=== DATA FOR THE TASK ===

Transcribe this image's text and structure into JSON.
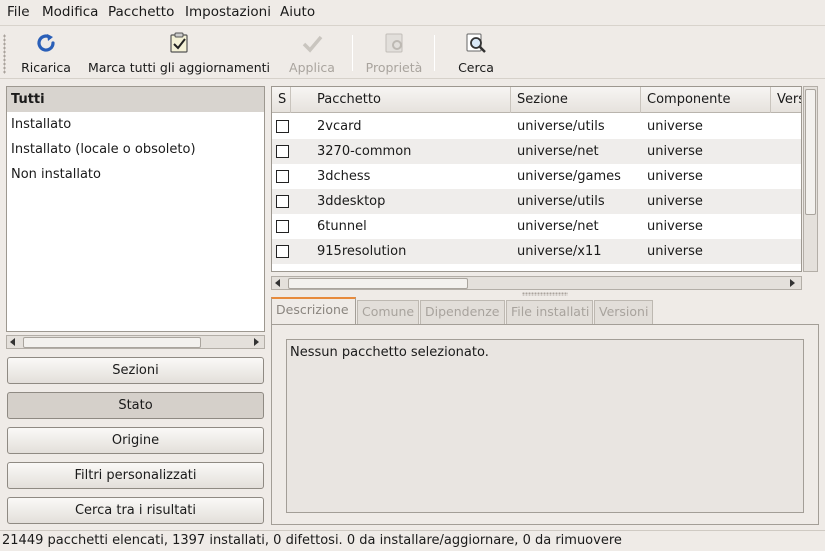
{
  "menubar": {
    "items": [
      "File",
      "Modifica",
      "Pacchetto",
      "Impostazioni",
      "Aiuto"
    ]
  },
  "toolbar": {
    "reload": "Ricarica",
    "mark_all": "Marca tutti gli aggiornamenti",
    "apply": "Applica",
    "properties": "Proprietà",
    "search": "Cerca"
  },
  "filters": {
    "items": [
      "Tutti",
      "Installato",
      "Installato (locale o obsoleto)",
      "Non installato"
    ],
    "selected": "Tutti"
  },
  "side_buttons": {
    "sections": "Sezioni",
    "status": "Stato",
    "origin": "Origine",
    "custom_filters": "Filtri personalizzati",
    "search_results": "Cerca tra i risultati"
  },
  "table": {
    "columns": [
      "S",
      "Pacchetto",
      "Sezione",
      "Componente",
      "Vers"
    ],
    "rows": [
      {
        "package": "2vcard",
        "section": "universe/utils",
        "component": "universe"
      },
      {
        "package": "3270-common",
        "section": "universe/net",
        "component": "universe"
      },
      {
        "package": "3dchess",
        "section": "universe/games",
        "component": "universe"
      },
      {
        "package": "3ddesktop",
        "section": "universe/utils",
        "component": "universe"
      },
      {
        "package": "6tunnel",
        "section": "universe/net",
        "component": "universe"
      },
      {
        "package": "915resolution",
        "section": "universe/x11",
        "component": "universe"
      }
    ]
  },
  "details": {
    "tabs": [
      "Descrizione",
      "Comune",
      "Dipendenze",
      "File installati",
      "Versioni"
    ],
    "active_tab": "Descrizione",
    "description": "Nessun pacchetto selezionato."
  },
  "status": {
    "text": "21449 pacchetti elencati, 1397 installati, 0 difettosi. 0 da installare/aggiornare, 0 da rimuovere"
  }
}
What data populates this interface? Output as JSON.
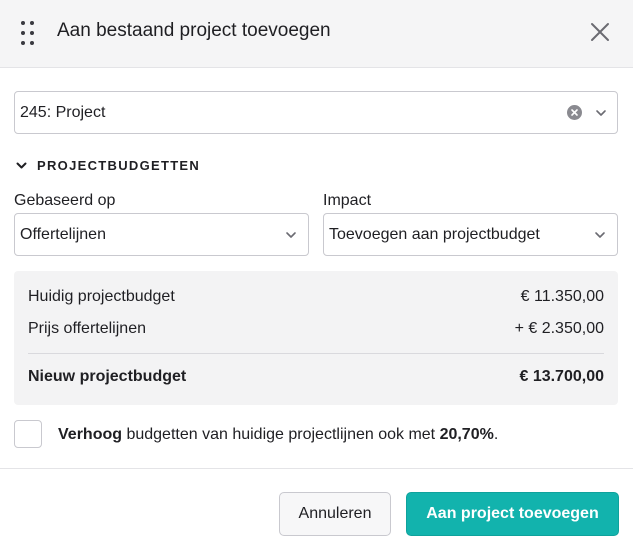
{
  "dialog": {
    "title": "Aan bestaand project toevoegen",
    "icons": {
      "drag": "drag-handle-icon",
      "close": "close-icon"
    }
  },
  "project_select": {
    "value": "245: Project"
  },
  "section": {
    "label": "PROJECTBUDGETTEN"
  },
  "based_on": {
    "label": "Gebaseerd op",
    "value": "Offertelijnen"
  },
  "impact": {
    "label": "Impact",
    "value": "Toevoegen aan projectbudget"
  },
  "summary": {
    "current_label": "Huidig projectbudget",
    "current_value": "€ 11.350,00",
    "lines_label": "Prijs offertelijnen",
    "lines_value": "+ € 2.350,00",
    "new_label": "Nieuw projectbudget",
    "new_value": "€ 13.700,00"
  },
  "increase": {
    "checked": false,
    "bold_prefix": "Verhoog",
    "text": " budgetten van huidige projectlijnen ook met ",
    "percent": "20,70%",
    "suffix": "."
  },
  "footer": {
    "cancel_label": "Annuleren",
    "confirm_label": "Aan project toevoegen"
  },
  "colors": {
    "accent": "#12b3ad",
    "header_bg": "#f5f5f6",
    "summary_bg": "#f3f3f4"
  }
}
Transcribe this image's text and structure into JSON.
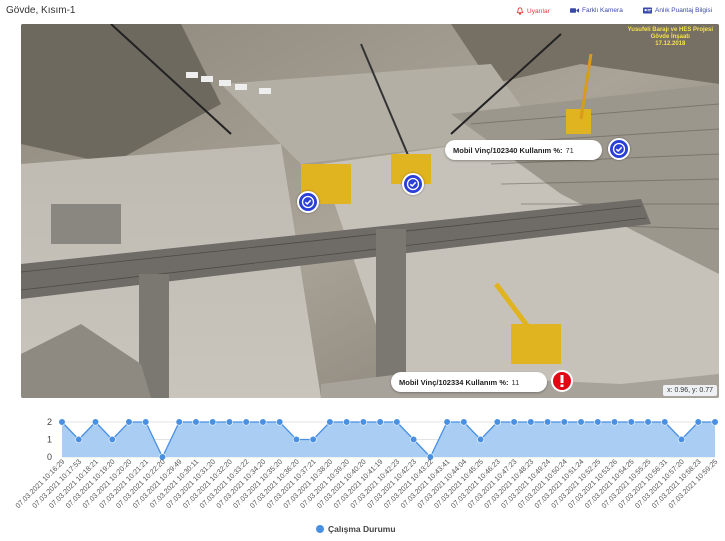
{
  "header": {
    "title": "Gövde, Kısım-1",
    "alerts_label": "Uyarılar",
    "camera_label": "Farklı Kamera",
    "attendance_label": "Anlık Puantaj Bilgisi"
  },
  "camera": {
    "overlay_text_line1": "Yusufeli Barajı ve HES Projesi",
    "overlay_text_line2": "Gövde İnşaatı",
    "overlay_text_line3": "17.12.2018",
    "coordinates": "x: 0.96, y: 0.77",
    "annotations": [
      {
        "label": "Mobil Vinç/102340 Kullanım %:",
        "value": "71",
        "status": "ok"
      },
      {
        "label": "Mobil Vinç/102334 Kullanım %:",
        "value": "11",
        "status": "alert"
      }
    ]
  },
  "chart_data": {
    "type": "area",
    "series": [
      {
        "name": "Çalışma Durumu",
        "values": [
          2,
          1,
          2,
          1,
          2,
          2,
          0,
          2,
          2,
          2,
          2,
          2,
          2,
          2,
          1,
          1,
          2,
          2,
          2,
          2,
          2,
          1,
          0,
          2,
          2,
          1,
          2,
          2,
          2,
          2,
          2,
          2,
          2,
          2,
          2,
          2,
          2,
          1,
          2,
          2
        ]
      }
    ],
    "categories": [
      "07.03.2021 10:16:29",
      "07.03.2021 10:17:53",
      "07.03.2021 10:18:21",
      "07.03.2021 10:19:20",
      "07.03.2021 10:20:20",
      "07.03.2021 10:21:21",
      "07.03.2021 10:22:20",
      "07.03.2021 10:29:49",
      "07.03.2021 10:30:11",
      "07.03.2021 10:31:20",
      "07.03.2021 10:32:20",
      "07.03.2021 10:33:22",
      "07.03.2021 10:34:20",
      "07.03.2021 10:35:20",
      "07.03.2021 10:36:20",
      "07.03.2021 10:37:21",
      "07.03.2021 10:38:20",
      "07.03.2021 10:39:20",
      "07.03.2021 10:40:20",
      "07.03.2021 10:41:19",
      "07.03.2021 10:42:23",
      "07.03.2021 10:42:23",
      "07.03.2021 10:43:22",
      "07.03.2021 10:43:41",
      "07.03.2021 10:44:04",
      "07.03.2021 10:45:25",
      "07.03.2021 10:46:23",
      "07.03.2021 10:47:23",
      "07.03.2021 10:48:23",
      "07.03.2021 10:49:24",
      "07.03.2021 10:50:24",
      "07.03.2021 10:51:24",
      "07.03.2021 10:52:25",
      "07.03.2021 10:53:26",
      "07.03.2021 10:54:25",
      "07.03.2021 10:55:25",
      "07.03.2021 10:56:31",
      "07.03.2021 10:57:20",
      "07.03.2021 10:58:23",
      "07.03.2021 10:59:25"
    ],
    "yticks": [
      0,
      1,
      2
    ],
    "ylim": [
      0,
      2
    ],
    "grid": true,
    "legend_position": "bottom-center",
    "color": "#4a90e2"
  }
}
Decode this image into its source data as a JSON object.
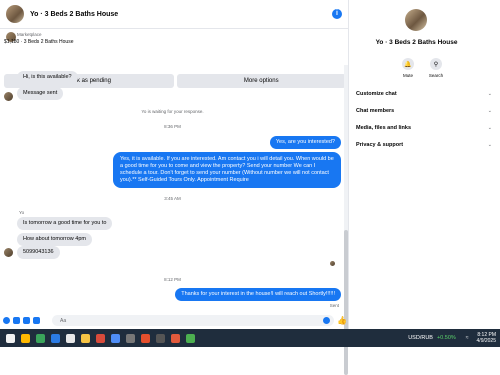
{
  "header": {
    "title": "Yo · 3 Beds 2 Baths House"
  },
  "listing": {
    "subtitle": "Marketplace",
    "price_line": "$1,180 · 3 Beds 2 Baths House"
  },
  "buttons": {
    "mark_pending": "Mark as pending",
    "more_options": "More options"
  },
  "messages": {
    "m1": "Hi, is this available?",
    "m2": "Message sent",
    "waiting": "Yo is waiting for your response.",
    "t1": "8:36 PM",
    "m3": "Yes, are you interested?",
    "m4": "Yes, it is available. If you are interested.  Am contact you i will detail you.  When would be a good time for you to come and view the property? Send your number We can I schedule a tour.  Don't forget to send your number (Without number we will not contact you).** Self-Guided Tours Only. Appointment Require",
    "t2": "3:45 AM",
    "sender": "Yo",
    "m5": "Is tomorrow a good time for you to",
    "m6": "How about tomorrow 4pm",
    "m7": "5099043136",
    "t3": "8:12 PM",
    "m8": "Thanks for your interest in the house!I will reach out Shortly!!!!!!",
    "sent": "Sent"
  },
  "composer": {
    "aa": "Aa"
  },
  "side": {
    "title": "Yo · 3 Beds 2 Baths House",
    "mute": "Mute",
    "search": "Search",
    "items": [
      "Customize chat",
      "Chat members",
      "Media, files and links",
      "Privacy & support"
    ]
  },
  "taskbar": {
    "ticker": "USD/RUB",
    "change": "+0.50%",
    "time": "8:12 PM",
    "date": "4/9/2025"
  },
  "colors": {
    "accent": "#1877f2",
    "bubble_in": "#e4e6eb",
    "taskbar": "#1f2d3d"
  }
}
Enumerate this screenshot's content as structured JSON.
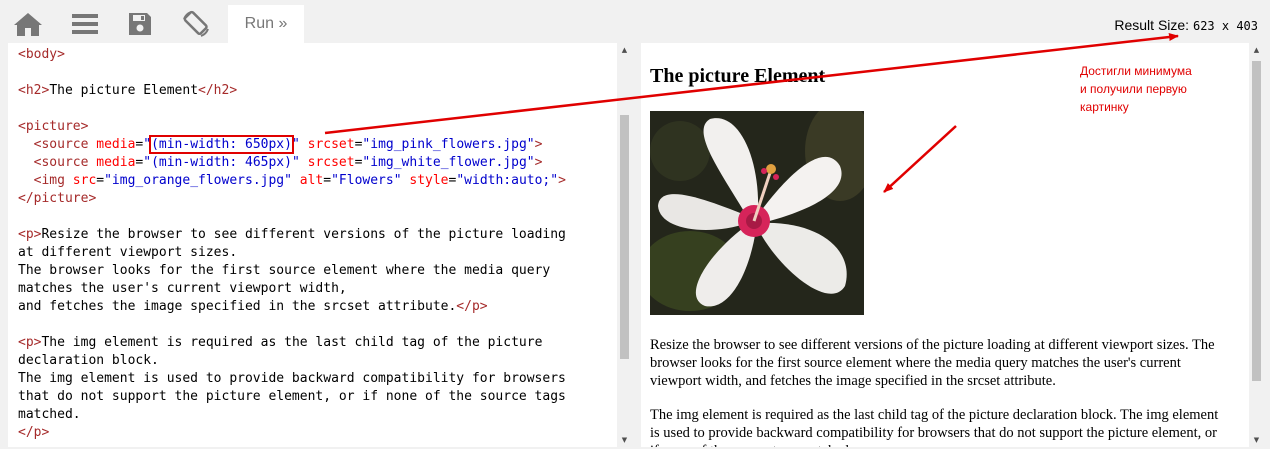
{
  "toolbar": {
    "home_icon": "home-icon",
    "menu_icon": "hamburger-menu-icon",
    "save_icon": "floppy-disk-icon",
    "rotate_icon": "rotate-screen-icon",
    "run_label": "Run »",
    "result_size_label": "Result Size:",
    "result_size_value": "623 x 403"
  },
  "code_lines": [
    "<body>",
    "",
    "<h2>The picture Element</h2>",
    "",
    "<picture>",
    "  <source media=\"(min-width: 650px)\" srcset=\"img_pink_flowers.jpg\">",
    "  <source media=\"(min-width: 465px)\" srcset=\"img_white_flower.jpg\">",
    "  <img src=\"img_orange_flowers.jpg\" alt=\"Flowers\" style=\"width:auto;\">",
    "</picture>",
    "",
    "<p>Resize the browser to see different versions of the picture loading",
    "at different viewport sizes.",
    "The browser looks for the first source element where the media query",
    "matches the user's current viewport width,",
    "and fetches the image specified in the srcset attribute.</p>",
    "",
    "<p>The img element is required as the last child tag of the picture",
    "declaration block.",
    "The img element is used to provide backward compatibility for browsers",
    "that do not support the picture element, or if none of the source tags",
    "matched.",
    "</p>"
  ],
  "result": {
    "heading": "The picture Element",
    "image_alt": "Flowers",
    "para1": "Resize the browser to see different versions of the picture loading at different viewport sizes. The browser looks for the first source element where the media query matches the user's current viewport width, and fetches the image specified in the srcset attribute.",
    "para2": "The img element is required as the last child tag of the picture declaration block. The img element is used to provide backward compatibility for browsers that do not support the picture element, or if none of the source tags matched."
  },
  "annotation": {
    "text": "Достигли минимума\nи получили первую\nкартинку",
    "color": "#e00000"
  },
  "colors": {
    "tag": "#a52a2a",
    "attribute": "#ff0000",
    "value": "#0000cd",
    "toolbar_bg": "#f1f1f1",
    "icon": "#777777"
  }
}
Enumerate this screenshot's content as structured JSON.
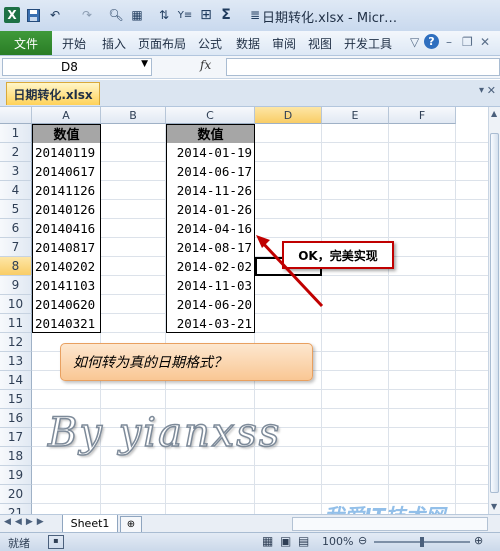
{
  "title": {
    "text": "日期转化.xlsx - Micr…"
  },
  "quick_access": {
    "excel_icon": "X",
    "save_icon": "floppy-icon",
    "undo_icon": "undo-icon",
    "redo_icon": "redo-icon",
    "sigma": "Σ"
  },
  "ribbon": {
    "file": "文件",
    "tabs": [
      "开始",
      "插入",
      "页面布局",
      "公式",
      "数据",
      "审阅",
      "视图",
      "开发工具"
    ]
  },
  "formula_bar": {
    "name_box": "D8",
    "fx": "fx",
    "value": ""
  },
  "workbook_tab": "日期转化.xlsx",
  "columns": [
    "A",
    "B",
    "C",
    "D",
    "E",
    "F"
  ],
  "rows": [
    "1",
    "2",
    "3",
    "4",
    "5",
    "6",
    "7",
    "8",
    "9",
    "10",
    "11",
    "12",
    "13",
    "14",
    "15",
    "16",
    "17",
    "18",
    "19",
    "20",
    "21"
  ],
  "table_a": {
    "header": "数值",
    "values": [
      "20140119",
      "20140617",
      "20141126",
      "20140126",
      "20140416",
      "20140817",
      "20140202",
      "20141103",
      "20140620",
      "20140321"
    ]
  },
  "table_c": {
    "header": "数值",
    "values": [
      "2014-01-19",
      "2014-06-17",
      "2014-11-26",
      "2014-01-26",
      "2014-04-16",
      "2014-08-17",
      "2014-02-02",
      "2014-11-03",
      "2014-06-20",
      "2014-03-21"
    ]
  },
  "callout": "OK，完美实现",
  "question": "如何转为真的日期格式？",
  "watermark": "By yianxss",
  "site_watermark": "我爱IT技术网",
  "sheet_tab": "Sheet1",
  "status": {
    "ready": "就绪",
    "zoom": "100%"
  },
  "colors": {
    "accent_red": "#c00000",
    "header_fill": "#a6a6a6",
    "file_tab": "#2a7d26"
  }
}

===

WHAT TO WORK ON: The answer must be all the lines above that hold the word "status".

EXERCISE RESPONSE:
    "status": "Stato",
  "status": {
        "status": "ok"
        "status": "alert"
  "status": {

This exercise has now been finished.